Project 1: (due March 22) Create a multi-component 3D model of some sort of animal (real or fictitious) and animate the position of the object and one or more of its components using OpenGL or Java3D. For example, you might animate a turning head, a raising paw, or some similar motion, as well as position along a line. The model can be very coarse, as detailed modeling is not as important as getting the model to move. You will need to implement a mechanism for controlling the animation, including play, stop, and rewind, and optionally single frame forward, single frame backwards, and any others you find useful. This can be done via simple keystroke processing, or you might want to create an interface component to perform this task. The rendering can be either wire frame or filled polygons (you should try to support both).
Project 2: (due March 29) Extend your project 1 to support motion along a curved path (e.g., a Bezier curve or Catmull-Rom spline along the terrain, using terrain vertices as control points). Then use arc-length estimation and reparameterization to attain smooth (ease-in/ease-out) behavior. Experiment with different accelerations/decelerations to attain different effects. You should be able to get smooth rendering in wire frame mode, but filled polygons may cause some delays and affect the smoothness of motion.
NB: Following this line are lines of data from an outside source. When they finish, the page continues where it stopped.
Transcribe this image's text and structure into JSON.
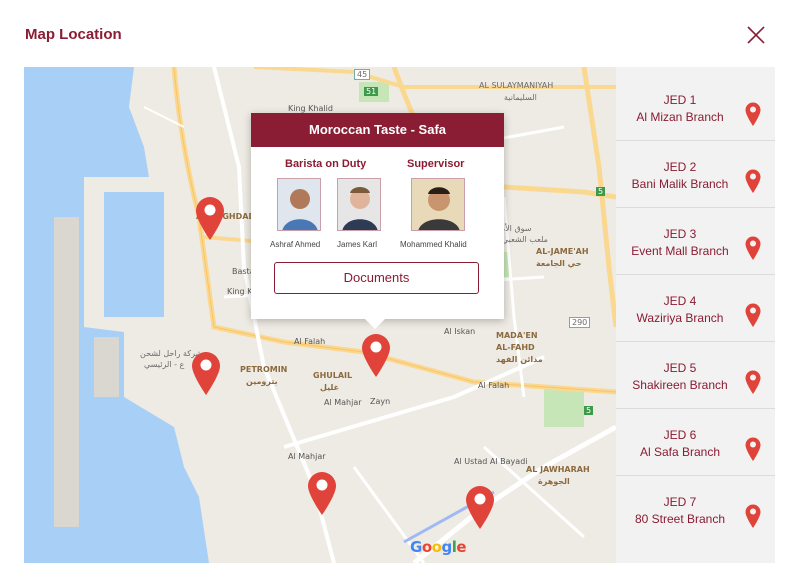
{
  "header": {
    "title": "Map Location",
    "close_icon": "close-icon"
  },
  "colors": {
    "accent": "#8a1c33",
    "pin": "#e0433a",
    "water": "#a8d0f6",
    "panel": "#f2f2f2"
  },
  "popup": {
    "title": "Moroccan Taste - Safa",
    "barista_label": "Barista on Duty",
    "supervisor_label": "Supervisor",
    "people": [
      {
        "name": "Ashraf Ahmed"
      },
      {
        "name": "James Karl"
      },
      {
        "name": "Mohammed Khalid"
      }
    ],
    "documents_label": "Documents"
  },
  "map": {
    "labels": {
      "al_sulaymaniyah": "AL SULAYMANIYAH",
      "al_sulaymaniyah_ar": "السليمانية",
      "al_jameah": "AL-JAME'AH",
      "al_jameah_ar": "حي الجامعة",
      "madaen_1": "MADA'EN",
      "madaen_2": "AL-FAHD",
      "madaen_ar": "مدائن الفهد",
      "petromin": "PETROMIN",
      "petromin_ar": "بترومين",
      "ghulail": "GHULAIL",
      "ghulail_ar": "غليل",
      "al_jawharah": "AL JAWHARAH",
      "al_jawharah_ar": "الجوهرة",
      "al_falah_1": "Al Falah",
      "al_falah_2": "Al Falah",
      "al_mahjar_1": "Al Mahjar",
      "al_mahjar_2": "Al Mahjar",
      "zayn": "Zayn",
      "al_iskan": "Al Iskan",
      "al_ustad": "Al Ustad Al Bayadi",
      "king_khalid": "King Khalid",
      "basta": "Basta",
      "baghdadia": "AL BAGHDADIA",
      "king": "King Kh",
      "port_ar_1": "شركة راحل لشحن",
      "port_ar_2": "ع - الرئيسي",
      "souq_ar": "سوق الأمير",
      "stadium_ar": "ملعب الشعبي",
      "road_45": "45",
      "road_51": "51",
      "road_290": "290",
      "road_5": "5",
      "road_5b": "5"
    },
    "google": [
      "G",
      "o",
      "o",
      "g",
      "l",
      "e"
    ],
    "google_colors": [
      "#4285f4",
      "#ea4335",
      "#fbbc05",
      "#4285f4",
      "#34a853",
      "#ea4335"
    ]
  },
  "branches": [
    {
      "code": "JED 1",
      "name": "Al Mizan Branch"
    },
    {
      "code": "JED 2",
      "name": "Bani Malik Branch"
    },
    {
      "code": "JED 3",
      "name": "Event Mall Branch"
    },
    {
      "code": "JED 4",
      "name": "Waziriya Branch"
    },
    {
      "code": "JED 5",
      "name": "Shakireen Branch"
    },
    {
      "code": "JED 6",
      "name": "Al Safa Branch"
    },
    {
      "code": "JED 7",
      "name": "80 Street Branch"
    }
  ]
}
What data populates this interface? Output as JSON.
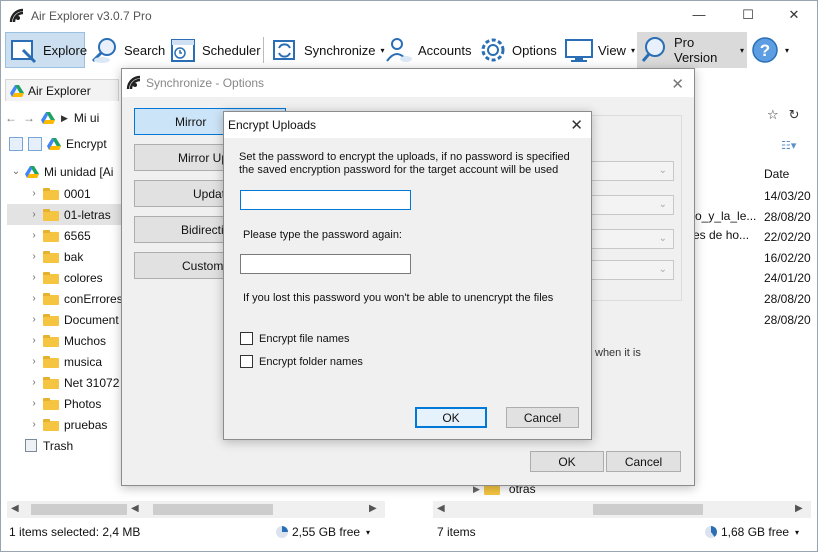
{
  "app": {
    "title": "Air Explorer v3.0.7 Pro",
    "window_controls": {
      "minimize": "—",
      "maximize": "☐",
      "close": "✕"
    }
  },
  "toolbar": {
    "explore": "Explore",
    "search": "Search",
    "scheduler": "Scheduler",
    "synchronize": "Synchronize",
    "accounts": "Accounts",
    "options": "Options",
    "view": "View",
    "pro_version": "Pro Version",
    "dropdown_glyph": "▾"
  },
  "left_pane": {
    "tab_label": "Air Explorer",
    "nav_path": "Mi ui",
    "encrypt_label": "Encrypt",
    "tree_root": "Mi unidad [Ai",
    "tree_items": [
      {
        "label": "0001"
      },
      {
        "label": "01-letras",
        "selected": true
      },
      {
        "label": "6565"
      },
      {
        "label": "bak"
      },
      {
        "label": "colores"
      },
      {
        "label": "conErrores"
      },
      {
        "label": "Document"
      },
      {
        "label": "Muchos"
      },
      {
        "label": "musica"
      },
      {
        "label": "Net 31072"
      },
      {
        "label": "Photos"
      },
      {
        "label": "pruebas"
      }
    ],
    "trash_label": "Trash",
    "status": "1 items selected: 2,4 MB",
    "free_space": "2,55 GB free"
  },
  "right_pane": {
    "date_header": "Date",
    "dates": [
      "14/03/20",
      "28/08/20",
      "22/02/20",
      "16/02/20",
      "24/01/20",
      "28/08/20",
      "28/08/20"
    ],
    "partial_names": [
      "ro_y_la_le...",
      "es de ho..."
    ],
    "partial_text": "when it is",
    "bottom_folder": "otras",
    "status": "7 items",
    "free_space": "1,68 GB free"
  },
  "sync_dialog": {
    "title": "Synchronize - Options",
    "side_buttons": [
      "Mirror",
      "Mirror Upd",
      "Update",
      "Bidirectio",
      "Customiz"
    ],
    "ok": "OK",
    "cancel": "Cancel"
  },
  "encrypt_dialog": {
    "title": "Encrypt Uploads",
    "instructions_line1": "Set the password to encrypt the uploads, if no password is specified",
    "instructions_line2": "the saved encryption password for the target account will be used",
    "password_value": "",
    "repeat_label": "Please type the password again:",
    "repeat_value": "",
    "warning": "If you lost this password you won't be able to unencrypt the files",
    "encrypt_file_names": "Encrypt file names",
    "encrypt_folder_names": "Encrypt folder names",
    "ok": "OK",
    "cancel": "Cancel"
  },
  "colors": {
    "accent": "#0078d7",
    "folder": "#f5c542",
    "dialog_bg": "#f0f0f0",
    "active_tool": "#ccdff0"
  }
}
Project 3: (due April 5) Implement either Barr's shape transformations (taper, twist, and bend) or Free-Form Deformation in OpenGL or Java3D on your object from Projects 1 and 2. Animate two or more shape transformations of your choice on your object. Make sure the shape changes are smooth (hint: use the math from project 2).
Project 4: (due April 12) Develop a 3D Studio application that performs both position and shape animation on two objects from the scene that you will use in your final project. Use ease-in/ease-out to smooth out the motion. The objects should be some form of animal, and can be simplified versions of the ones you plan to use. Realism isn't as important as integrating smooth changes and getting familiar with the capabilities of 3D Studio.
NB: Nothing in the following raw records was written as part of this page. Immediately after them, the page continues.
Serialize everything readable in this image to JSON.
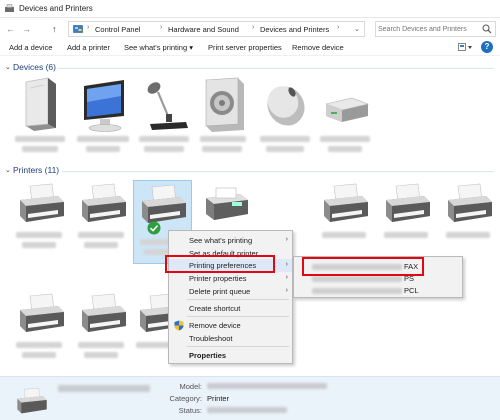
{
  "window": {
    "title": "Devices and Printers"
  },
  "nav": {
    "back": "←",
    "forward": "→",
    "up": "↑",
    "refresh": "⟳"
  },
  "address": {
    "root_chevron": "›",
    "crumbs": [
      "Control Panel",
      "Hardware and Sound",
      "Devices and Printers"
    ],
    "separators": [
      "›",
      "›",
      "›"
    ],
    "dropdown": "⌄"
  },
  "search": {
    "placeholder": "Search Devices and Printers"
  },
  "toolbar": {
    "add_device": "Add a device",
    "add_printer": "Add a printer",
    "see_printing": "See what's printing ▾",
    "server_properties": "Print server properties",
    "remove_device": "Remove device",
    "help": "?"
  },
  "groups": {
    "devices": {
      "chevron": "⌄",
      "label": "Devices (6)"
    },
    "printers": {
      "chevron": "⌄",
      "label": "Printers (11)"
    }
  },
  "devices": [
    {
      "icon": "computer-tower-icon"
    },
    {
      "icon": "monitor-icon"
    },
    {
      "icon": "microphone-icon"
    },
    {
      "icon": "speaker-icon"
    },
    {
      "icon": "mouse-icon"
    },
    {
      "icon": "external-drive-icon"
    }
  ],
  "context_menu": {
    "items": [
      {
        "label": "See what's printing",
        "arrow": "›"
      },
      {
        "label": "Set as default printer",
        "arrow": ""
      },
      {
        "label": "Printing preferences",
        "arrow": "›"
      },
      {
        "label": "Printer properties",
        "arrow": "›"
      },
      {
        "label": "Delete print queue",
        "arrow": "›"
      },
      {
        "label": "Create shortcut",
        "arrow": ""
      },
      {
        "label": "Remove device",
        "arrow": ""
      },
      {
        "label": "Troubleshoot",
        "arrow": ""
      },
      {
        "label": "Properties",
        "arrow": ""
      }
    ]
  },
  "submenu": {
    "items": [
      {
        "label": "FAX"
      },
      {
        "label": "PS"
      },
      {
        "label": "PCL"
      }
    ]
  },
  "details": {
    "model_label": "Model:",
    "category_label": "Category:",
    "category_value": "Printer",
    "status_label": "Status:"
  },
  "colors": {
    "highlight": "#e30613",
    "group_label": "#1e3f7a",
    "selection": "#cde6f7",
    "details_bg": "#eaf2fa"
  }
}
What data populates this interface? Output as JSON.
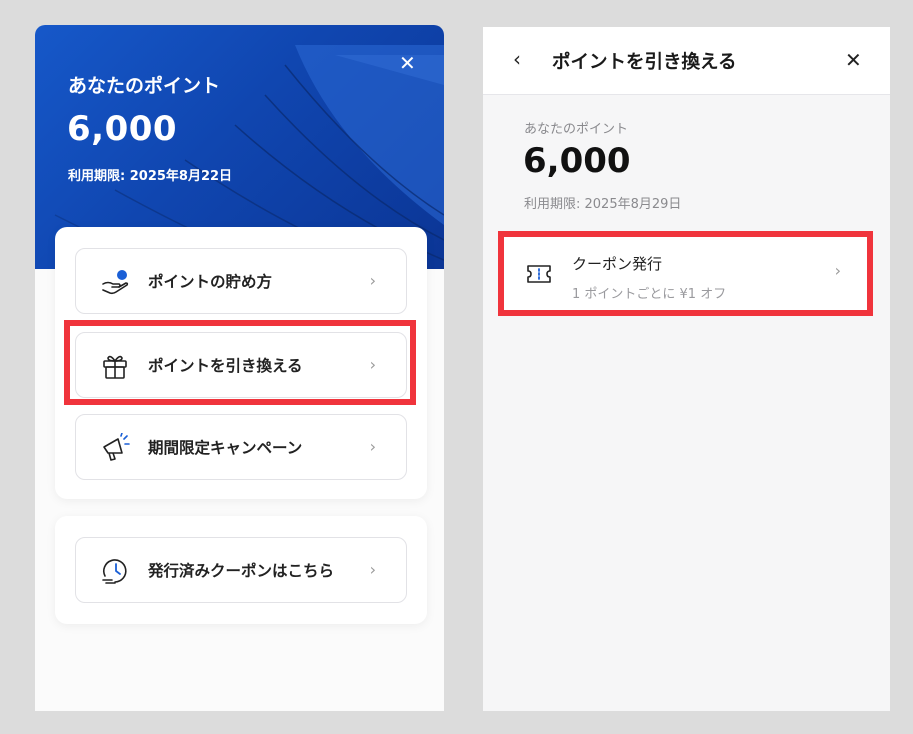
{
  "left_panel": {
    "hero": {
      "title": "あなたのポイント",
      "points": "6,000",
      "expiry": "利用期限: 2025年8月22日",
      "close_symbol": "✕"
    },
    "menu": [
      {
        "label": "ポイントの貯め方",
        "icon": "hand-coin-icon"
      },
      {
        "label": "ポイントを引き換える",
        "icon": "gift-icon"
      },
      {
        "label": "期間限定キャンペーン",
        "icon": "megaphone-icon"
      }
    ],
    "coupon_link": {
      "label": "発行済みクーポンはこちら",
      "icon": "clock-history-icon"
    },
    "chevron": "›"
  },
  "right_panel": {
    "header": {
      "back_symbol": "‹",
      "title": "ポイントを引き換える",
      "close_symbol": "✕"
    },
    "points_label": "あなたのポイント",
    "points": "6,000",
    "expiry": "利用期限: 2025年8月29日",
    "coupon_option": {
      "title": "クーポン発行",
      "description": "1 ポイントごとに ¥1 オフ",
      "icon": "ticket-icon"
    },
    "chevron": "›"
  },
  "colors": {
    "hero_blue": "#1046b0",
    "highlight_red": "#f0343c",
    "accent_blue": "#1a5fd6"
  }
}
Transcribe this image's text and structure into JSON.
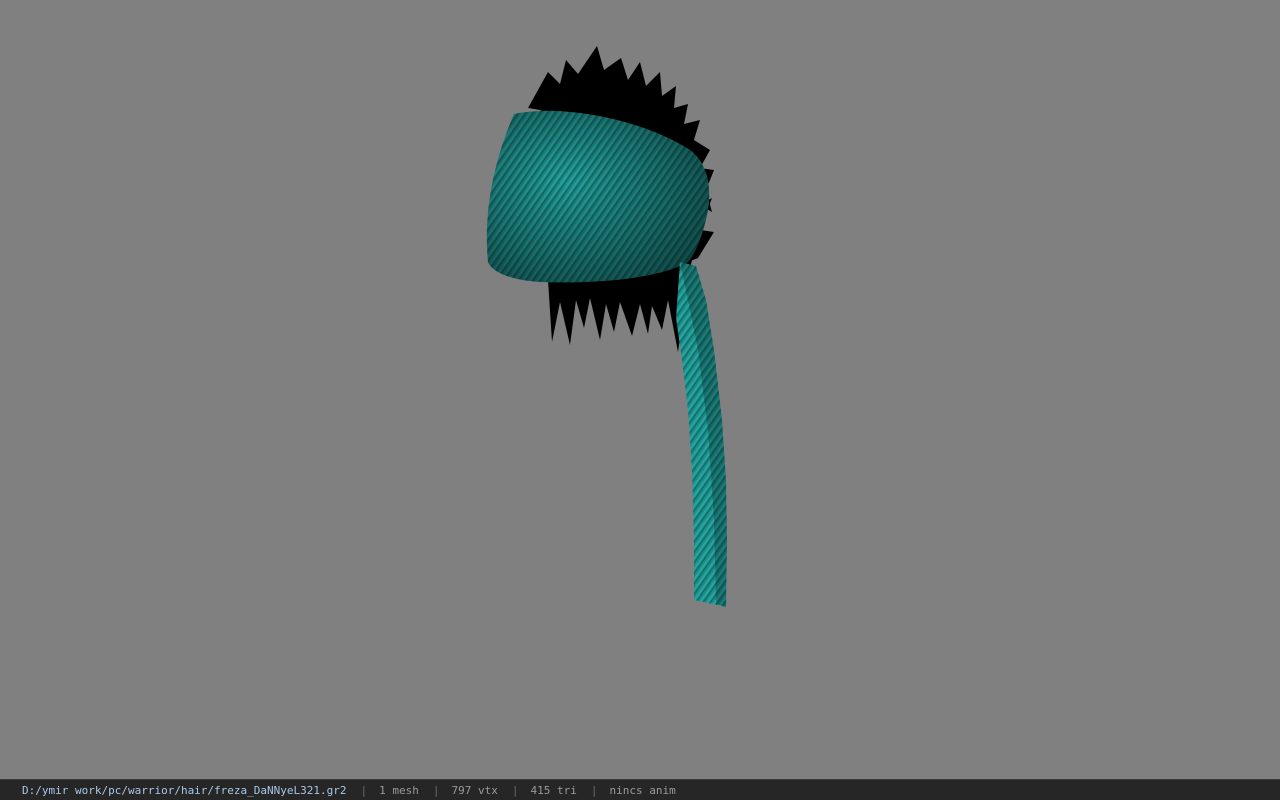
{
  "viewport": {
    "background": "#808080",
    "model": {
      "name": "hair-model",
      "cloth_color": "#1f8f8a",
      "spike_color": "#000000"
    }
  },
  "statusbar": {
    "file_path": "D:/ymir work/pc/warrior/hair/freza_DaNNyeL321.gr2",
    "separator": "|",
    "mesh": "1 mesh",
    "vertices": "797 vtx",
    "triangles": "415 tri",
    "anim": "nincs anim"
  }
}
Project 5: (due April 19) Create a program using OpenGL or Java3D that demonstrates articulated motion, i.e., component motion that is relative to the position and movement of another component. At least 3 joints must be involved. Either inverse (required for BS/MS credit) or forward kinematics may be employed. You can use or extend your object from Projects 1-3 or choose another object from the scene you'll be mimicking for the final project.
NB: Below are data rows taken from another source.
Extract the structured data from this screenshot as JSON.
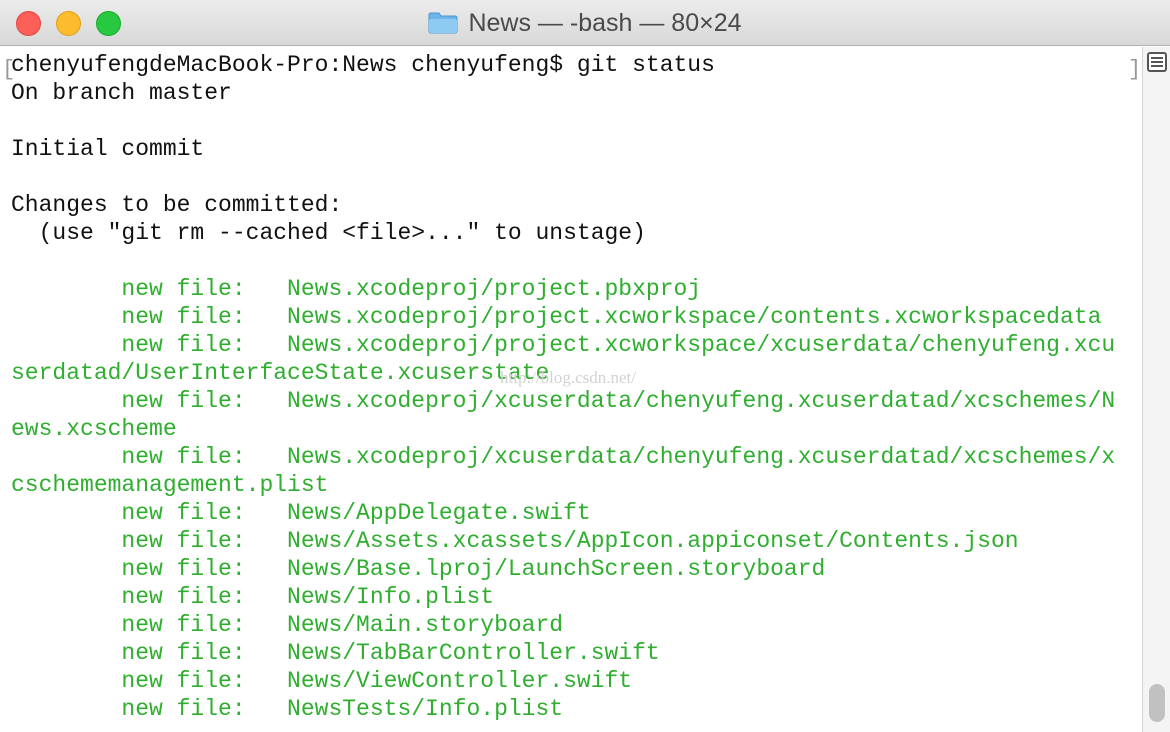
{
  "window": {
    "title": "News — -bash — 80×24",
    "folder_icon": "folder-icon"
  },
  "colors": {
    "green": "#2fae2f",
    "text": "#111111"
  },
  "terminal": {
    "lines": [
      {
        "text": "chenyufengdeMacBook-Pro:News chenyufeng$ git status",
        "color": "default"
      },
      {
        "text": "On branch master",
        "color": "default"
      },
      {
        "text": "",
        "color": "default"
      },
      {
        "text": "Initial commit",
        "color": "default"
      },
      {
        "text": "",
        "color": "default"
      },
      {
        "text": "Changes to be committed:",
        "color": "default"
      },
      {
        "text": "  (use \"git rm --cached <file>...\" to unstage)",
        "color": "default"
      },
      {
        "text": "",
        "color": "default"
      },
      {
        "text": "        new file:   News.xcodeproj/project.pbxproj",
        "color": "green"
      },
      {
        "text": "        new file:   News.xcodeproj/project.xcworkspace/contents.xcworkspacedata",
        "color": "green"
      },
      {
        "text": "        new file:   News.xcodeproj/project.xcworkspace/xcuserdata/chenyufeng.xcu",
        "color": "green"
      },
      {
        "text": "serdatad/UserInterfaceState.xcuserstate",
        "color": "green"
      },
      {
        "text": "        new file:   News.xcodeproj/xcuserdata/chenyufeng.xcuserdatad/xcschemes/N",
        "color": "green"
      },
      {
        "text": "ews.xcscheme",
        "color": "green"
      },
      {
        "text": "        new file:   News.xcodeproj/xcuserdata/chenyufeng.xcuserdatad/xcschemes/x",
        "color": "green"
      },
      {
        "text": "cschememanagement.plist",
        "color": "green"
      },
      {
        "text": "        new file:   News/AppDelegate.swift",
        "color": "green"
      },
      {
        "text": "        new file:   News/Assets.xcassets/AppIcon.appiconset/Contents.json",
        "color": "green"
      },
      {
        "text": "        new file:   News/Base.lproj/LaunchScreen.storyboard",
        "color": "green"
      },
      {
        "text": "        new file:   News/Info.plist",
        "color": "green"
      },
      {
        "text": "        new file:   News/Main.storyboard",
        "color": "green"
      },
      {
        "text": "        new file:   News/TabBarController.swift",
        "color": "green"
      },
      {
        "text": "        new file:   News/ViewController.swift",
        "color": "green"
      },
      {
        "text": "        new file:   NewsTests/Info.plist",
        "color": "green"
      }
    ],
    "watermark": "http://blog.csdn.net/"
  },
  "sidebar": {
    "split_icon": "split-pane-icon"
  }
}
Project 6: (due May 3) Design and implement a video clip in 3D Studio to depict two or more animals moving along a terrain (either one of those we provide or one of your own making). It should last at least 30 seconds and include the following ``compulsory'' effects: inverse kinematics, free-form deformations, parametric surfaces (not just spheres and cylinders), and two or more distinct camera shots. The objects involved in these effects must be of your own creation, but you may feel free to use commercially made or public domain models or textures to augment your scene. A sound track is nice, but not necessary (though most students in the past have included one).
Week 1 (March 15-21) Topics: History of Computer Animation, Animation Pipeline, Orientation Control Lab: Object Modeling in 3DS Reading: Chapters 1 and 2 Week 2 (March 22-28) Topics: Animating Position and Orientation Lab: Surface Properties in 3DS Reading: Chapter 3.1-3.5 Week 3 (March 29 - April 4) Topics: Animating Shapes Lab: Simple Animation in 3DS Reading: Chapter 4.1-4.6 Week 4 (April 5-11) Topics: Kinematics and Collisions Lab: Relative Coordinate Systems in 3DS Reading: Chapter 5.1-5.3 Midterm Exam Week 5 (April 12-18) Topics: Constraints, Group Behavior, Implicit Surfaces Lab: Complex Motion Specification in 3DS Reading: Chapter 7.1-7.6 April 19 Thursday schedule due to Project Presentation Day - no classes Week 6 (April 20 - 26) Topics: Animating Articulated Objects Lab: Special Effects in 3DS Reading: Chapter 9 Week 7 (April 27 - May 3) Topics: Advanced Topics, Project Presentations, Commercial Animations Reading: Lab: Help session Final Exam